Enjoy Paris Without Letting Language Get in the Way

Travelers can reserve an Insidr phone online and pick it up at Paris Orly Airport or Charles de Gaulle Airport, or have it mailed to them anywhere in the city. The company was founded by Ben and Nina Forlani, a brother and sister team and Parisian natives. “We didn’t want tourists to Paris to feel like they weren’t getting an authentic perspective of the city because they didn’t know French,” Mr. Forlani said. Rental prices start at five euros a day, and Insidr concierges speak English, Chinese, Japanese, Korean, Thai, Spanish, Russian and Portuguese.

A Local Fixer, in Your Pocket

The City Helpline, a mobile app for Apple iPhones and devices running Google’s Android operating system, gives travelers access to a concierge, either via live messaging or by phone, who can help them with a variety of requests.
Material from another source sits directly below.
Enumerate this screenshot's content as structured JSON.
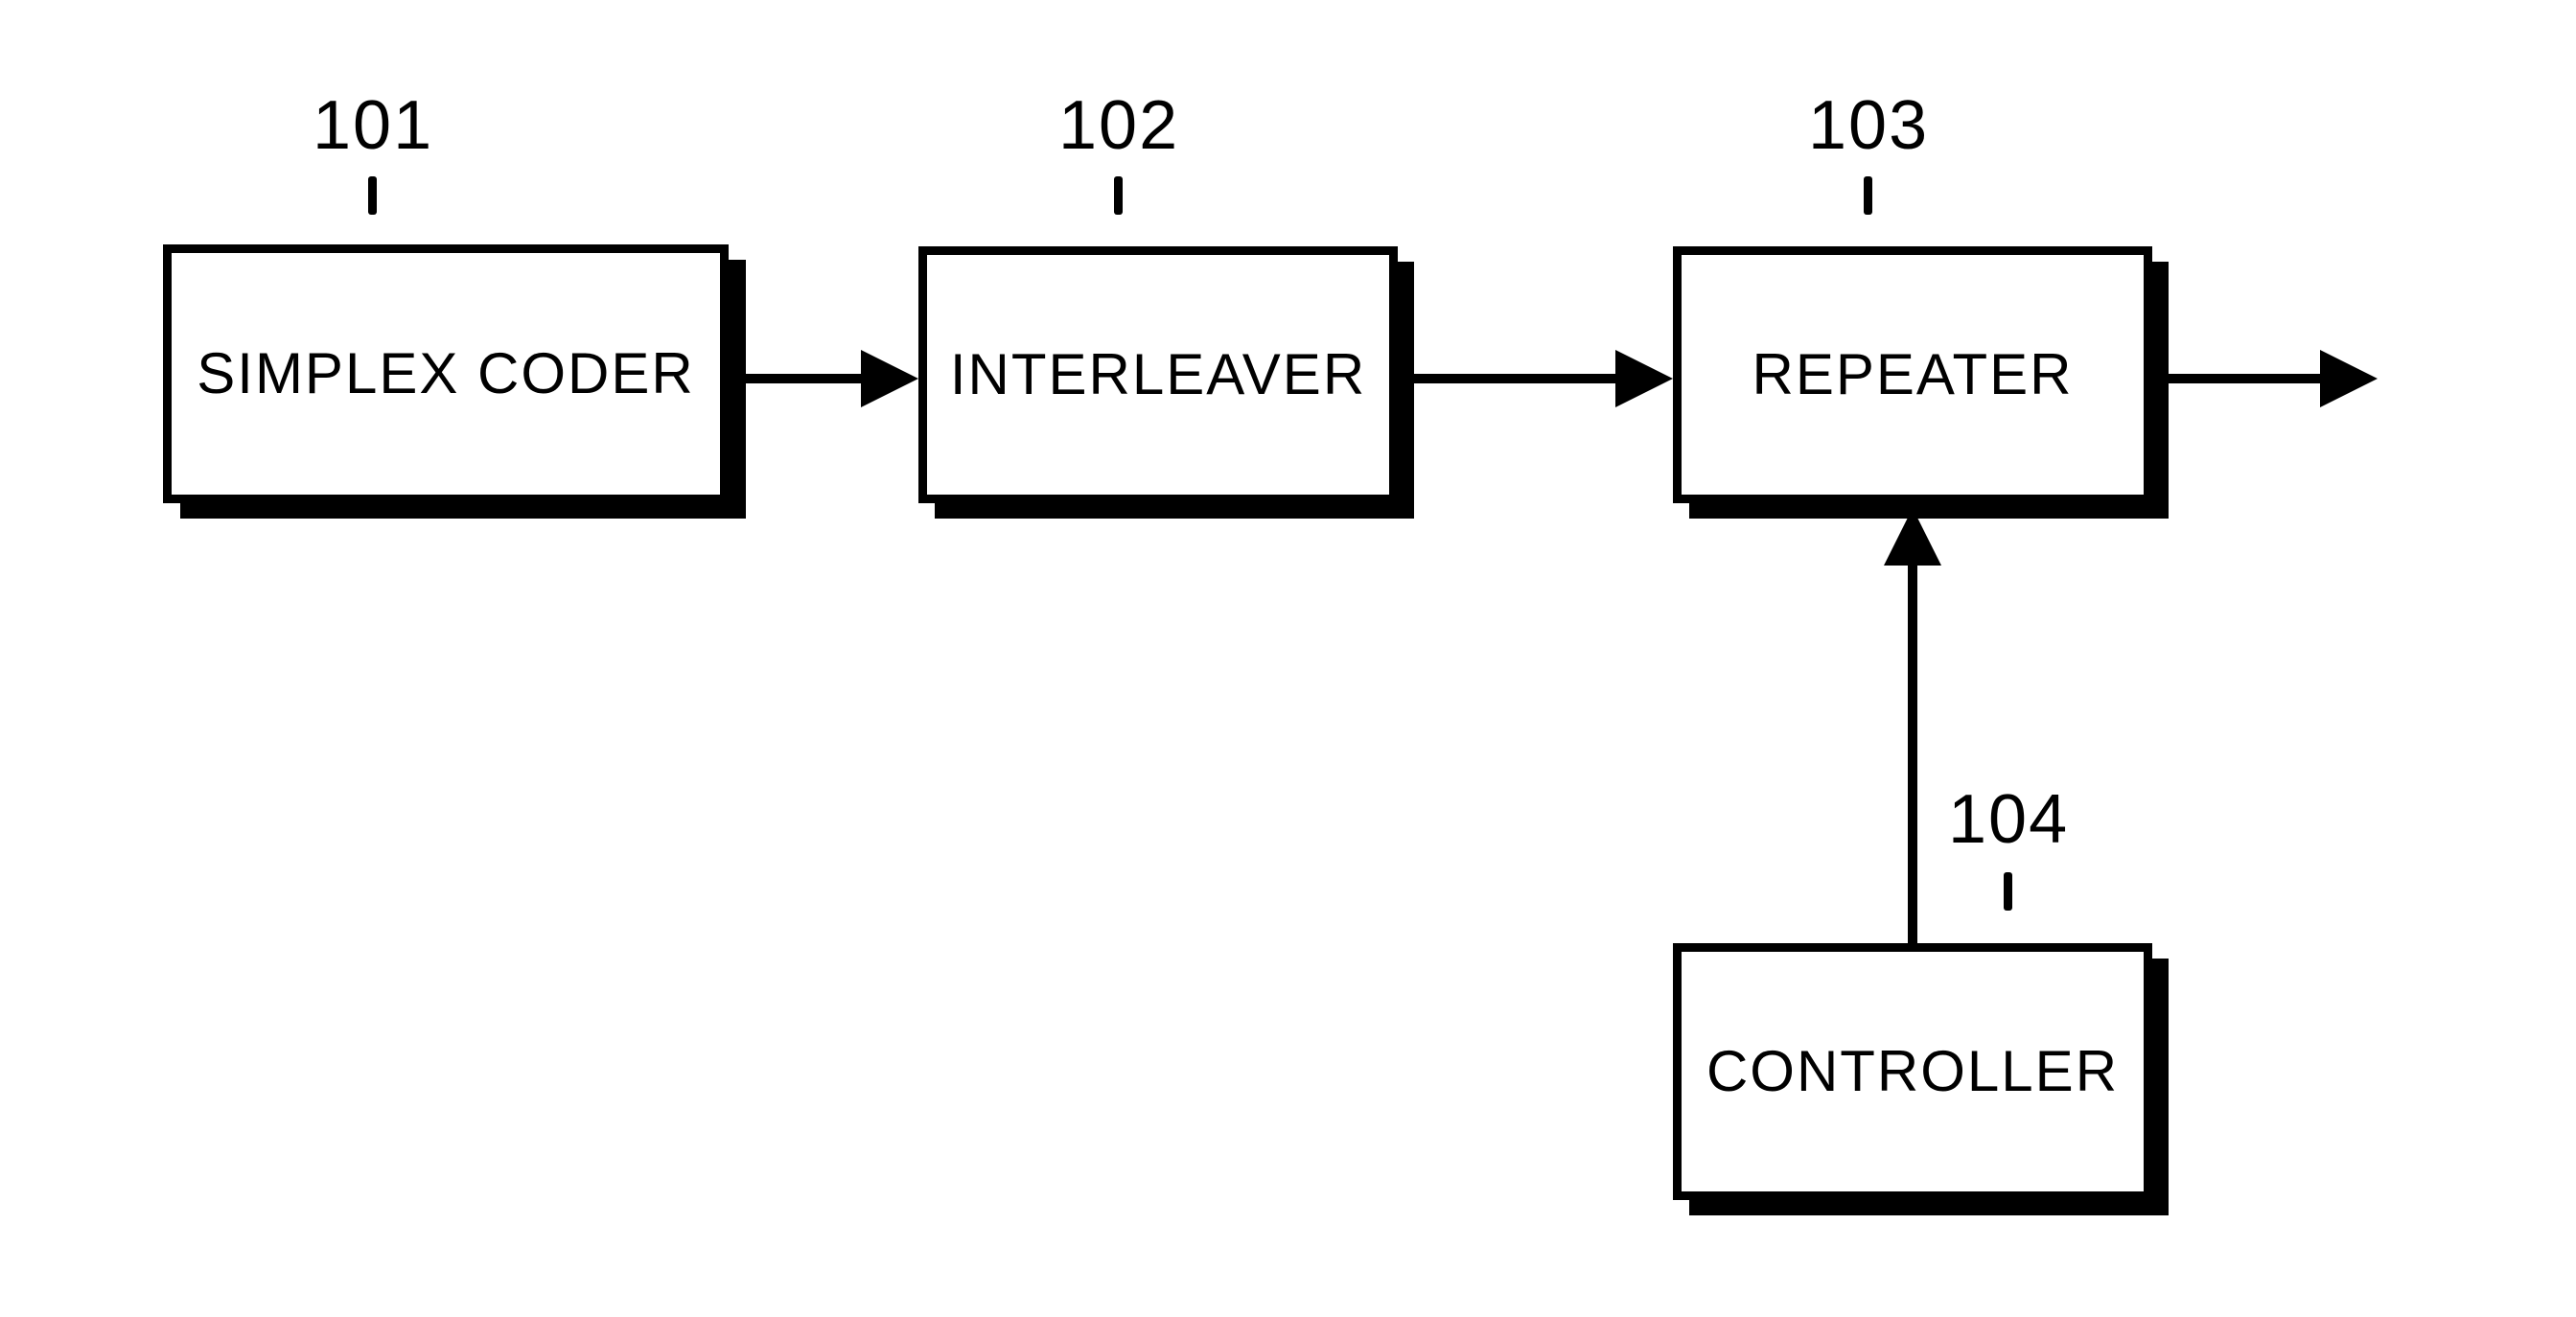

The concierge, for example, can help them find the right bus and bus stop that will take them to the Louvre, recommend a guide who can give them a street art tour, connect them with a an English speaking babysitter and even share a list of restaurants that serve dishes suited to their gluten-free diet. Plus, they can also assist in emergencies such as if a traveler gets sick and needs to see a doctor.

Right now, the concierge service is available Monday through Saturday from 10 a.m. to 7 p.m. local time, but the company has plans to have 24-hour service before the end of the year. A subscription to use the app costs five euros a day. Concierges speak English, Mandarin, Spanish, Portuguese and Italian.

A Translator at the Theater

Theatre in Paris translates French theater performances into English in 10 playhouses in Paris, including Theatre Mogador, currently showing French productions of “The Adventures of Tom Sawyer” and the musical “Grease,” and Theatre de Ranelagh, currently showing the play “Ruy Blas” by Victor Hugo, “Cyrano de Bergerac” and more. The company placed a projection screen above the stages in these theaters that displays an English translation of the words being spoken on the stage.

Those who buy a ticket through Theatre in Paris are assigned seats that will give them the best vantage point of both the stage and the screen; they’re also met at the theater by a company employee who gives them a program in English. Tickets start at about 25 euros. Carl de Poncins, the app’s founder, said that he came up with the idea for the projection screens because he had an Australian roommate who loved theater but knew little French. “He never used to go to performances because he couldn’t understand what was going on,” he said. “Why should language get in the way of seeing the incredible theater Paris has?”